MATERIAL SUPPLIED
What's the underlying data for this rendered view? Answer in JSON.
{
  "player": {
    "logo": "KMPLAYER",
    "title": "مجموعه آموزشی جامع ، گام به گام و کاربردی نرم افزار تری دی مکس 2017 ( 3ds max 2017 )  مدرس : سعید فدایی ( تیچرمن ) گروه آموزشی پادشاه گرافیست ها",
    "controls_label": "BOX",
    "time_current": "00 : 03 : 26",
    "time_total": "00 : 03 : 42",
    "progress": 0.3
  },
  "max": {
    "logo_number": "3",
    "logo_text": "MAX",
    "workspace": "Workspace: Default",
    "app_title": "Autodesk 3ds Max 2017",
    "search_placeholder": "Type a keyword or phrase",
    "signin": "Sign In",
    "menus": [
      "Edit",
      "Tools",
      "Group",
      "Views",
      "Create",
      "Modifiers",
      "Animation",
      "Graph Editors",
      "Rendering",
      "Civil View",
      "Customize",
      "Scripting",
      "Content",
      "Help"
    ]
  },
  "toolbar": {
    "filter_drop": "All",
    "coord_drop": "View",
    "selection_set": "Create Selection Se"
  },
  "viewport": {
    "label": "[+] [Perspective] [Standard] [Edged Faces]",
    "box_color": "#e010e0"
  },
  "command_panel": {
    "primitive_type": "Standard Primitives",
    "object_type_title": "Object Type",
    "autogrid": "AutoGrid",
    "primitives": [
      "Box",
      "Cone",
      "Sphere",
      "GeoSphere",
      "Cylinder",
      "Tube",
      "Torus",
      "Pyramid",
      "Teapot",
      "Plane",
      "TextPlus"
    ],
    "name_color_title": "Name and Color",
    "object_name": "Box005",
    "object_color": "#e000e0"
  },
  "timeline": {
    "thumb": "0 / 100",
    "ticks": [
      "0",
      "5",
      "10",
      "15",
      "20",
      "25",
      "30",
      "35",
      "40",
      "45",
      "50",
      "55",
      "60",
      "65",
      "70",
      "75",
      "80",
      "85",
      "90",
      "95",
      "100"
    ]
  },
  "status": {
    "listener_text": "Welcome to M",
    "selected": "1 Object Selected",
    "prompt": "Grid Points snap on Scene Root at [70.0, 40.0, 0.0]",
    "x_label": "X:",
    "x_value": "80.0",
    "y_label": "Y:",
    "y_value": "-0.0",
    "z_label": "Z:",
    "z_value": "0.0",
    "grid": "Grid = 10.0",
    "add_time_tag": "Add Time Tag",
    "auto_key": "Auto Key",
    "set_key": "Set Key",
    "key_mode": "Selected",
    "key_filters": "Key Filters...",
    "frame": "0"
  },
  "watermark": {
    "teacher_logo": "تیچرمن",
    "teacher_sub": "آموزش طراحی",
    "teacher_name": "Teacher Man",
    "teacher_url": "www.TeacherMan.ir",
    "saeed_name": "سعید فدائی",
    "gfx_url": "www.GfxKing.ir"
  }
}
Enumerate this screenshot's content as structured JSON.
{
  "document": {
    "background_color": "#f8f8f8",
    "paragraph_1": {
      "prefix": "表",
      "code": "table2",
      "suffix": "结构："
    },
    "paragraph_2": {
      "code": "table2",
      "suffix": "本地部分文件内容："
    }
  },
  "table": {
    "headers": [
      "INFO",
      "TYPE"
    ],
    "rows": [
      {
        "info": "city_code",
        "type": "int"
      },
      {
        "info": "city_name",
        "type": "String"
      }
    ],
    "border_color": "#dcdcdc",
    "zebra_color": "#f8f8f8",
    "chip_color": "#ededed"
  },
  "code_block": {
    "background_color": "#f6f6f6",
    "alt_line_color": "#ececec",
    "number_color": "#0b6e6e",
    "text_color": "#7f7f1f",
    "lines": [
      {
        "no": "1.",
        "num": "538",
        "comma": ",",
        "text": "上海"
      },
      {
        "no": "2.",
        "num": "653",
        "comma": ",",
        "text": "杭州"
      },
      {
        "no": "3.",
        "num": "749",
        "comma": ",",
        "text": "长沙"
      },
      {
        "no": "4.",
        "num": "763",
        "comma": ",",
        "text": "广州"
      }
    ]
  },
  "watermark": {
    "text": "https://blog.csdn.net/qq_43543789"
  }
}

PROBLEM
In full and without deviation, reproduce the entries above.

FINAL ANSWER
What's the underlying data for this rendered view? Answer in JSON.
{
  "player": {
    "logo": "KMPLAYER",
    "title": "مجموعه آموزشی جامع ، گام به گام و کاربردی نرم افزار تری دی مکس 2017 ( 3ds max 2017 )  مدرس : سعید فدایی ( تیچرمن ) گروه آموزشی پادشاه گرافیست ها",
    "controls_label": "BOX",
    "time_current": "00 : 03 : 26",
    "time_total": "00 : 03 : 42",
    "progress": 0.3
  },
  "max": {
    "logo_number": "3",
    "logo_text": "MAX",
    "workspace": "Workspace: Default",
    "app_title": "Autodesk 3ds Max 2017",
    "search_placeholder": "Type a keyword or phrase",
    "signin": "Sign In",
    "menus": [
      "Edit",
      "Tools",
      "Group",
      "Views",
      "Create",
      "Modifiers",
      "Animation",
      "Graph Editors",
      "Rendering",
      "Civil View",
      "Customize",
      "Scripting",
      "Content",
      "Help"
    ]
  },
  "toolbar": {
    "filter_drop": "All",
    "coord_drop": "View",
    "selection_set": "Create Selection Se"
  },
  "viewport": {
    "label": "[+] [Perspective] [Standard] [Edged Faces]",
    "box_color": "#e010e0"
  },
  "command_panel": {
    "primitive_type": "Standard Primitives",
    "object_type_title": "Object Type",
    "autogrid": "AutoGrid",
    "primitives": [
      "Box",
      "Cone",
      "Sphere",
      "GeoSphere",
      "Cylinder",
      "Tube",
      "Torus",
      "Pyramid",
      "Teapot",
      "Plane",
      "TextPlus"
    ],
    "name_color_title": "Name and Color",
    "object_name": "Box005",
    "object_color": "#e000e0"
  },
  "timeline": {
    "thumb": "0 / 100",
    "ticks": [
      "0",
      "5",
      "10",
      "15",
      "20",
      "25",
      "30",
      "35",
      "40",
      "45",
      "50",
      "55",
      "60",
      "65",
      "70",
      "75",
      "80",
      "85",
      "90",
      "95",
      "100"
    ]
  },
  "status": {
    "listener_text": "Welcome to M",
    "selected": "1 Object Selected",
    "prompt": "Grid Points snap on Scene Root at [70.0, 40.0, 0.0]",
    "x_label": "X:",
    "x_value": "80.0",
    "y_label": "Y:",
    "y_value": "-0.0",
    "z_label": "Z:",
    "z_value": "0.0",
    "grid": "Grid = 10.0",
    "add_time_tag": "Add Time Tag",
    "auto_key": "Auto Key",
    "set_key": "Set Key",
    "key_mode": "Selected",
    "key_filters": "Key Filters...",
    "frame": "0"
  },
  "watermark": {
    "teacher_logo": "تیچرمن",
    "teacher_sub": "آموزش طراحی",
    "teacher_name": "Teacher Man",
    "teacher_url": "www.TeacherMan.ir",
    "saeed_name": "سعید فدائی",
    "gfx_url": "www.GfxKing.ir"
  }
}
Enumerate this screenshot's content as structured JSON.
{
  "document": {
    "background_color": "#f8f8f8",
    "paragraph_1": {
      "prefix": "表",
      "code": "table2",
      "suffix": "结构："
    },
    "paragraph_2": {
      "code": "table2",
      "suffix": "本地部分文件内容："
    }
  },
  "table": {
    "headers": [
      "INFO",
      "TYPE"
    ],
    "rows": [
      {
        "info": "city_code",
        "type": "int"
      },
      {
        "info": "city_name",
        "type": "String"
      }
    ],
    "border_color": "#dcdcdc",
    "zebra_color": "#f8f8f8",
    "chip_color": "#ededed"
  },
  "code_block": {
    "background_color": "#f6f6f6",
    "alt_line_color": "#ececec",
    "number_color": "#0b6e6e",
    "text_color": "#7f7f1f",
    "lines": [
      {
        "no": "1.",
        "num": "538",
        "comma": ",",
        "text": "上海"
      },
      {
        "no": "2.",
        "num": "653",
        "comma": ",",
        "text": "杭州"
      },
      {
        "no": "3.",
        "num": "749",
        "comma": ",",
        "text": "长沙"
      },
      {
        "no": "4.",
        "num": "763",
        "comma": ",",
        "text": "广州"
      }
    ]
  },
  "watermark": {
    "text": "https://blog.csdn.net/qq_43543789"
  }
}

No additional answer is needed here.